During breast feeding, the baby gets PG’s and cholesterol through the mother’s milk, protecting the baby against allergies, asthma, and intestinal problems. These vital fats are not available to the body except through breast feeding. This natural method also promotes the mental health of the baby.
8. Fats and X-Rays
Fats help protect the body against the harmful effects of x-rays. There may be two reasons for this: 1) through physical protection of the cells – fats are a vital part of the cell’s outer wall, and 2) by controlling the excess free radicals which may be generated when x-rays are taken.
9. Fats and Digestion
Fats are important for proper digestion. Lipase and bile, two vital fatty substances, help in the digestion and absorption of dietary fats and vitamins A, D, E and K.
Lipase, a digestive enzyme produced by the pancreas, can also be found in certain foods such as avocado and olive oil. Eating these foods may be an aid to both digestion and overall fat metabolism.
Bile, produced in the liver arid stored in the gall bladder, is highly dependent upon fat for its use. Bile helps the large intestine work properly, including the production of vitamin B12, the control of cholesterol, and waste removal.
10. Fats Taste Good
Anyone who has tried to make a delicious meal knows the importance of fats for good taste. The palatability of good food as a result of the presence of fat may be the difference between a healthy appetite and a poor, unhealthy diet.
In summary, fat is important for good health. Dietary fats, however, must be balanced, to include a variety of natural oils, butter, meats, eggs and dairy in moderate amounts. Many people avoid fats because of misinformation and fear. As time goes on, the “low fat” trend will disappear, as much research has already shown the benefits of this necessary, healthy substance.
Most cholesterol is made by your body, with only a small amount coming from food. Even your heart cells normally make cholesterol! When you eat less cholesterol, the body makes more.

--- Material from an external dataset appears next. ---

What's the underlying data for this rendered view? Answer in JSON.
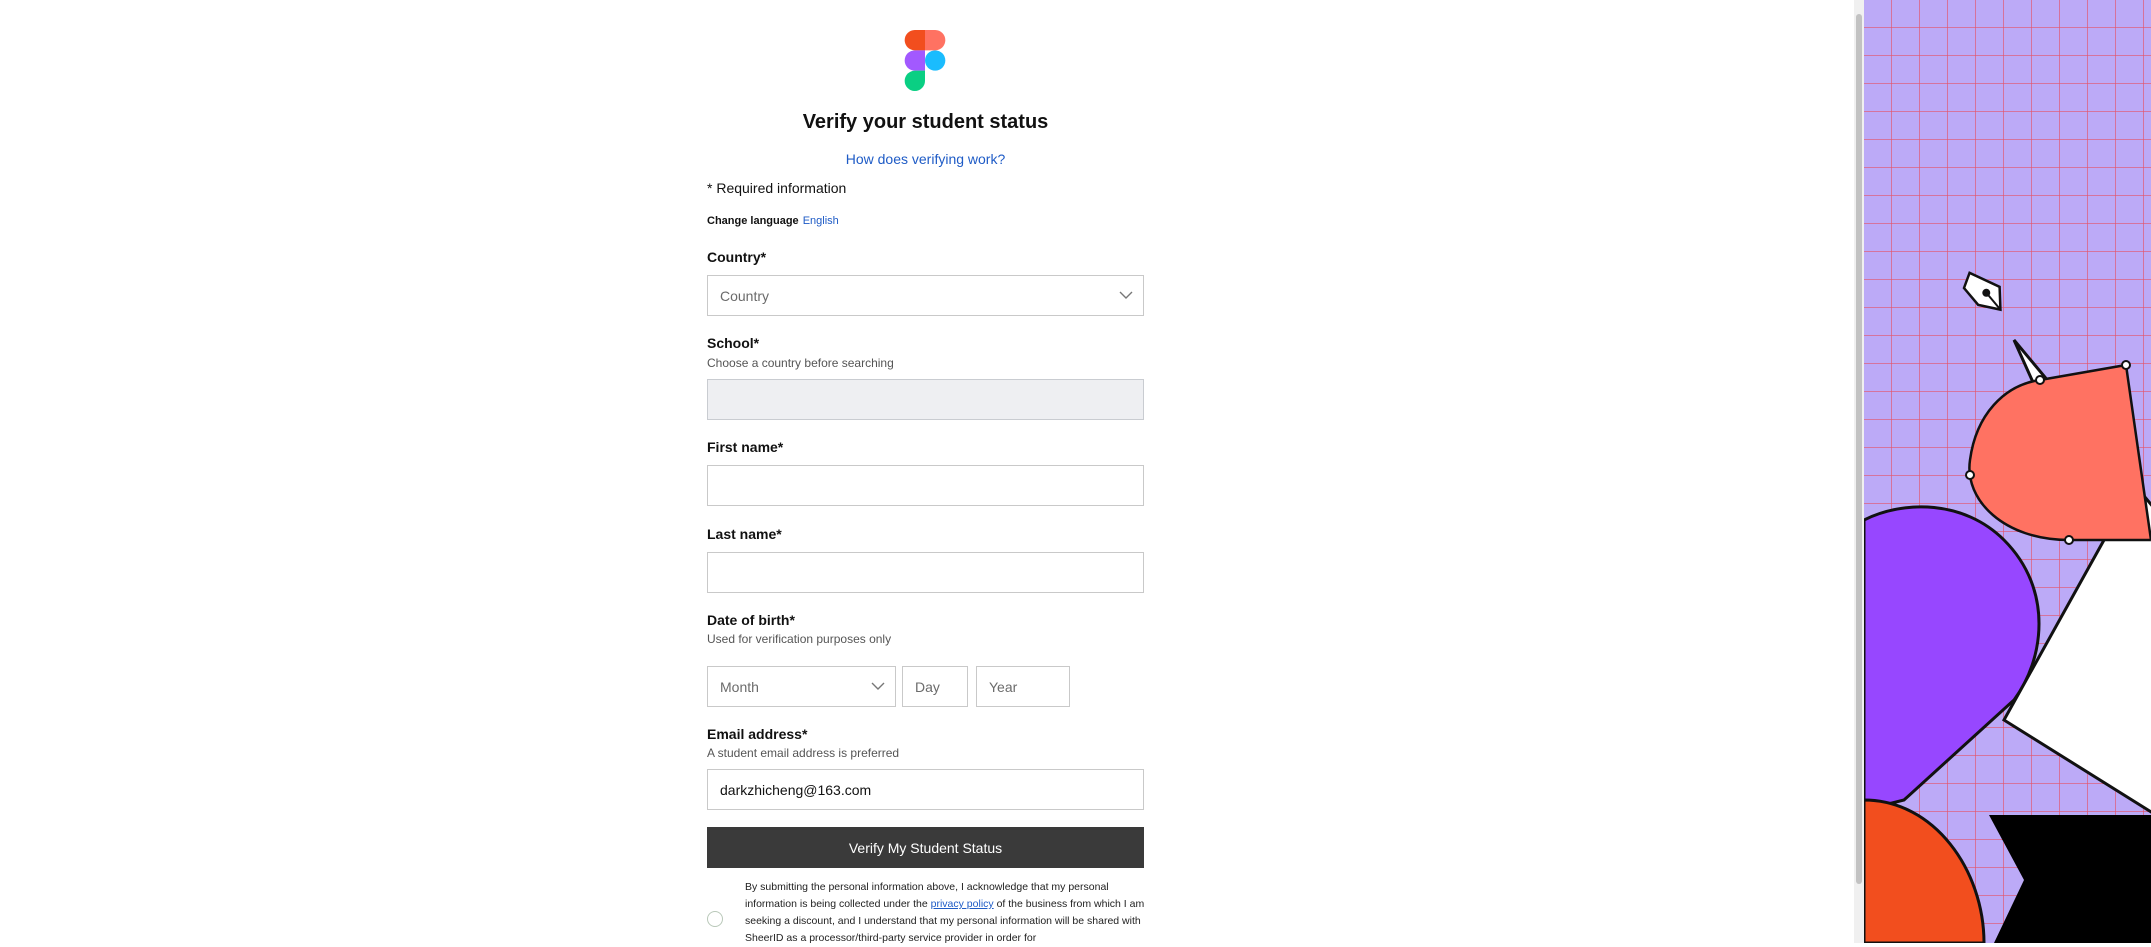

Whole milk, beef fat and chocolate have been shown to lower blood cholesterol! These fat facts are reported in medical journals such as the Lancet, New England Journal of Medicine, and Nutrition Reviews.